Through the trippy, number-crunching crazy fare that's become the standard at Touch, Jake led Martin on a quest for his kite through the city, all the way to (surprise surprise) Bobby’s apartment. Martin noticed a picture of a Bobby’s daughter, named Sarah, and their conversation descended into a shouting match over whether or not Martin was a good husband (touchy subject for him, that). Then Bobby revealed that Sarah wasn’t wearing her wedding ring on the day she died.
Jake climbed out on the fire escape because that’s what Jake does. His kite was tangled near the roof of the building, and while I understood Martin’s panic over Jake scrambling up the escape like a miniature Spider-Man, I also thought, “Dude, your son climbed a cell phone tower like, eight times in the pilot with no problems. I think he can handle a fire escape.”
It’s thoughts like that that make me realize what a terrible parent I’m going to be when I grow up.
Martin realized that Jake wanted Bobby to pull him down from the fire escape and Bobby scurried up there just in time because fabulous climbing skills are meaningless when the universe wants to make a point. Jake slipped, Bobby caught him, and Martin informed Bobby that he'd just paid Sarah back by saving her son.
Back home, Martin dug out Sarah’s planner and scoured it for any mention of Bobby, who, once Martin started paying attention, he found surprisingly easily. He also found a receipt for an engraving at a jeweler who, shockingly, still had the ring waiting for pick-up. Sarah wasn’t wearing the ring on 9/11 because she was having it engraved with the phrase “1 + 1 = 3” to celebrate the addition of Jake to their family.
Say it with me now: Awwww.
But it’s pretty cryptic too, right? Considering the role numbers play in Jake’s life?
Of course it is. And I’m so excited.
Back in Iraq, the soldiers Abdul was supposed to audition for were attacked and stranded in the dark. And in New York, all of the excitement surrounding Jake’s Spidey routine happened to take place in the same apartment building where our hair metal hoarder lived, and he accidentally sent the wrong information to Abdul and the band, telling them to turn their amp up to 950 volts, rather than 50 volts. Their mistake blew the transformer where the injured soldiers were stranded, enabled a rescue party to find them, and after someone finally let poor Randall and the minister out of the church basement, we learned that a female soldier in the attacked troop was the minister’s high school sweetheart.
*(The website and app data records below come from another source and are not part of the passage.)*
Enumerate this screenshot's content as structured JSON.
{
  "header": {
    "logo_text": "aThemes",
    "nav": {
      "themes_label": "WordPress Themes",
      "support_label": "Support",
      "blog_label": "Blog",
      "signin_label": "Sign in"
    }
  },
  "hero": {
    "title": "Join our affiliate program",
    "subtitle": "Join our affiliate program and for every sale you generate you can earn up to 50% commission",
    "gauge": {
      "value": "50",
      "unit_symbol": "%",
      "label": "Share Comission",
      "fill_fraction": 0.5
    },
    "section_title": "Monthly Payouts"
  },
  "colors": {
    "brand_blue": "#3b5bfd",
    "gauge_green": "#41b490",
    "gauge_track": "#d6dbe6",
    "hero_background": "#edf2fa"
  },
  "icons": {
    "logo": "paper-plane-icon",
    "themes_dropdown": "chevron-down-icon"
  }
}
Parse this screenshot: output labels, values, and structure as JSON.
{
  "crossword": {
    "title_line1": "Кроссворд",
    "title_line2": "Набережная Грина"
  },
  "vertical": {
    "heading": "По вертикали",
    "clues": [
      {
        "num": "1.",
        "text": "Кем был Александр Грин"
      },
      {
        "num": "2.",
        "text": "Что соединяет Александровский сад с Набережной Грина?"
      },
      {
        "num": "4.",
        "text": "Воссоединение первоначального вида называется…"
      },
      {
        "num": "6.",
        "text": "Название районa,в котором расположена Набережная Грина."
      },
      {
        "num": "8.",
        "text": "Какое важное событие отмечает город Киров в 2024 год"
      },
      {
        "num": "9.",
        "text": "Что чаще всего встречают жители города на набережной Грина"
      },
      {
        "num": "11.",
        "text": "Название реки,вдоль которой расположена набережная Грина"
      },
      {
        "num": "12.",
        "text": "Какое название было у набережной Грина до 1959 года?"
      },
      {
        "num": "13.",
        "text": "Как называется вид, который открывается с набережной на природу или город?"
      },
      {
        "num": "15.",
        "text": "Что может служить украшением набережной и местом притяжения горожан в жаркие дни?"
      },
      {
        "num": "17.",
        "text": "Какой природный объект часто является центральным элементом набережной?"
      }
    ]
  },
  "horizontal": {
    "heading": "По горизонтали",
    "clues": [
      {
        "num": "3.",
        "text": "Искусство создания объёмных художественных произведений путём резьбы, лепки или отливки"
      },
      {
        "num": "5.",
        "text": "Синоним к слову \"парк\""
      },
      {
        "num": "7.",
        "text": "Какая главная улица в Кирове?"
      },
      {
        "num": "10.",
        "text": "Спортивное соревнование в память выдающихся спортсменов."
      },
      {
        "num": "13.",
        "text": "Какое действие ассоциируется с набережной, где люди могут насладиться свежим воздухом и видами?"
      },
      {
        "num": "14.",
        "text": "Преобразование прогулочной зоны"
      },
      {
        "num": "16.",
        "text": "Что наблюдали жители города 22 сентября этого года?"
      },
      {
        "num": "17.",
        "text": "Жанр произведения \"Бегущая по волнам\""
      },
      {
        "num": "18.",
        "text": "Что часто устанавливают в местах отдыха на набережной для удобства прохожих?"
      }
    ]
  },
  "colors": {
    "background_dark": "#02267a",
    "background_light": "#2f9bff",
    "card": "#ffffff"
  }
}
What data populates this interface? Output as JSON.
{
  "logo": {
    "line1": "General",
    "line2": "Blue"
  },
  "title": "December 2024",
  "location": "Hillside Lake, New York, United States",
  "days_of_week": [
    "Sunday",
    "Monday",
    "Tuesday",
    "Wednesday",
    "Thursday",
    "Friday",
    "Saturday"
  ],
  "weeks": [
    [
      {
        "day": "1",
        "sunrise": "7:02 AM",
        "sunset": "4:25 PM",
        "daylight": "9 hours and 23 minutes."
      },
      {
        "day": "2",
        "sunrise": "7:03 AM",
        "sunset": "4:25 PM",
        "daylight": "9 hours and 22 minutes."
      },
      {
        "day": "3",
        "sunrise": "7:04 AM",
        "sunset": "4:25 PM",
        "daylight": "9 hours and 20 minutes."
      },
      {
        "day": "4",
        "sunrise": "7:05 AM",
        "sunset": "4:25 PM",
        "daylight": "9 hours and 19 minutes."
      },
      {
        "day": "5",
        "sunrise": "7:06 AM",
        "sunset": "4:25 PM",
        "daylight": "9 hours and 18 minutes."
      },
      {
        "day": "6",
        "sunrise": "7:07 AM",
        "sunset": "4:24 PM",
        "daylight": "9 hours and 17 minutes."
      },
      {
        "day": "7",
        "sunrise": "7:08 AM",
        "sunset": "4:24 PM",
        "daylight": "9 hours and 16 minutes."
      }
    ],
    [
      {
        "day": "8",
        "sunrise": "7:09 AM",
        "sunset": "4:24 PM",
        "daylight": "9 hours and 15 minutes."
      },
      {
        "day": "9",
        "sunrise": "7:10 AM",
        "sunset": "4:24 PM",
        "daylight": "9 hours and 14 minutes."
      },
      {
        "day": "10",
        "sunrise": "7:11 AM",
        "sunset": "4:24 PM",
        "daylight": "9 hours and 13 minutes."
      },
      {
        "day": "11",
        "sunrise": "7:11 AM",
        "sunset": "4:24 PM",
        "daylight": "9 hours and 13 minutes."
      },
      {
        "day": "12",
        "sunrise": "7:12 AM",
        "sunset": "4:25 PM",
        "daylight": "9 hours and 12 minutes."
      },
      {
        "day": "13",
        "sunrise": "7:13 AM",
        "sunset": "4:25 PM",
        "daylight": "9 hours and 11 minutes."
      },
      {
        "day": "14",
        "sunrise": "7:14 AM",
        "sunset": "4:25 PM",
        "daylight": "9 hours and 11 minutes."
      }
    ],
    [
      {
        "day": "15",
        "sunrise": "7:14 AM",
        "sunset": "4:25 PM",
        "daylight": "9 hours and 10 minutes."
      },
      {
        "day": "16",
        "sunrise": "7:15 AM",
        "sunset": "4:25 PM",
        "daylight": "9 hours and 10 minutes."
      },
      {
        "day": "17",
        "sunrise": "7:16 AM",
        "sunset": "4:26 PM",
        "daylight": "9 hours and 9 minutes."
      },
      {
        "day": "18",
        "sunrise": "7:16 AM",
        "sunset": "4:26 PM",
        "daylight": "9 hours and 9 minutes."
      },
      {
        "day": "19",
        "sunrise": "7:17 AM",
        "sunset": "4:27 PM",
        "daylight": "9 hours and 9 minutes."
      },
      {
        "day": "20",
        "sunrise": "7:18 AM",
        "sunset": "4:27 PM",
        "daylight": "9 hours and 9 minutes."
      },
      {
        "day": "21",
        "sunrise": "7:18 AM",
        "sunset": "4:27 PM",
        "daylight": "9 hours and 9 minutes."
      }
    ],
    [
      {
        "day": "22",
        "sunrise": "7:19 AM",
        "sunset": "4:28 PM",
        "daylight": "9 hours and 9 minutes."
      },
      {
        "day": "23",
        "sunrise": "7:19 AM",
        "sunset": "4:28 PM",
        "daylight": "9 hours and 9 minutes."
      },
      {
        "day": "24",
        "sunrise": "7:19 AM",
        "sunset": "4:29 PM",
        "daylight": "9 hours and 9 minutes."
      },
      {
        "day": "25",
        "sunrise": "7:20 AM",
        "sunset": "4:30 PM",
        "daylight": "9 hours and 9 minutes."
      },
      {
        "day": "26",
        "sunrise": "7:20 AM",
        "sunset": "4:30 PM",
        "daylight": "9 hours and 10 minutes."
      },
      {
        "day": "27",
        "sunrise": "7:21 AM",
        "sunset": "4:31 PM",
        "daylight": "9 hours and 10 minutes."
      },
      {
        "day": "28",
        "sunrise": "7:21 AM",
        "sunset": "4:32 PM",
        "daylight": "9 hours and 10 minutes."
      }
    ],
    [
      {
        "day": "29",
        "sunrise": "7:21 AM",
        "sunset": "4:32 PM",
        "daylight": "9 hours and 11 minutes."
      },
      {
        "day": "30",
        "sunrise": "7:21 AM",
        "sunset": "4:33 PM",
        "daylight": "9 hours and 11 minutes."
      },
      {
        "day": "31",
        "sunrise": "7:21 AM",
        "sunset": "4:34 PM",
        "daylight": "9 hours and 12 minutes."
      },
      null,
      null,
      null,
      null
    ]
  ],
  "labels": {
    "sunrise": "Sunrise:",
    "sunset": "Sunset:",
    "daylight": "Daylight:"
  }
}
I was delighted by all of this because it brought another level of connection to the characters we’ve seen so far—and for a mere four episodes, we’ve seen quite a few pass through. Last week, Rob Benedict played Walter, a man with a gift similar to Jake’s that he utilized to right wrongs within his own family. So riddle me this, awesome readers: Do you think the gift Jake and Walter and the "others" Arthur Teller has mentioned connects them to random people, or somehow heightens or highlights connections to people who are already tangentially connected to them? Furthermore, both Walt and Jake have experienced tragic losses in their lives, and Walt’s brother said that Walt was normal until their father died. Since Jake was an infant when his mother was killed, it would be hard to make that comparison, but consider Jake’s aversion to being physically touched...if you had a baby that freaked out every time you picked it up, you’d take it to a doctor, right? With that in mind, I’m currently assuming that Jake was a “normal” baby until Sarah was killed, and this whole universal number business is something that people end up with in the aftermath of some sort of tragedy.
Hit me with your best thoughts.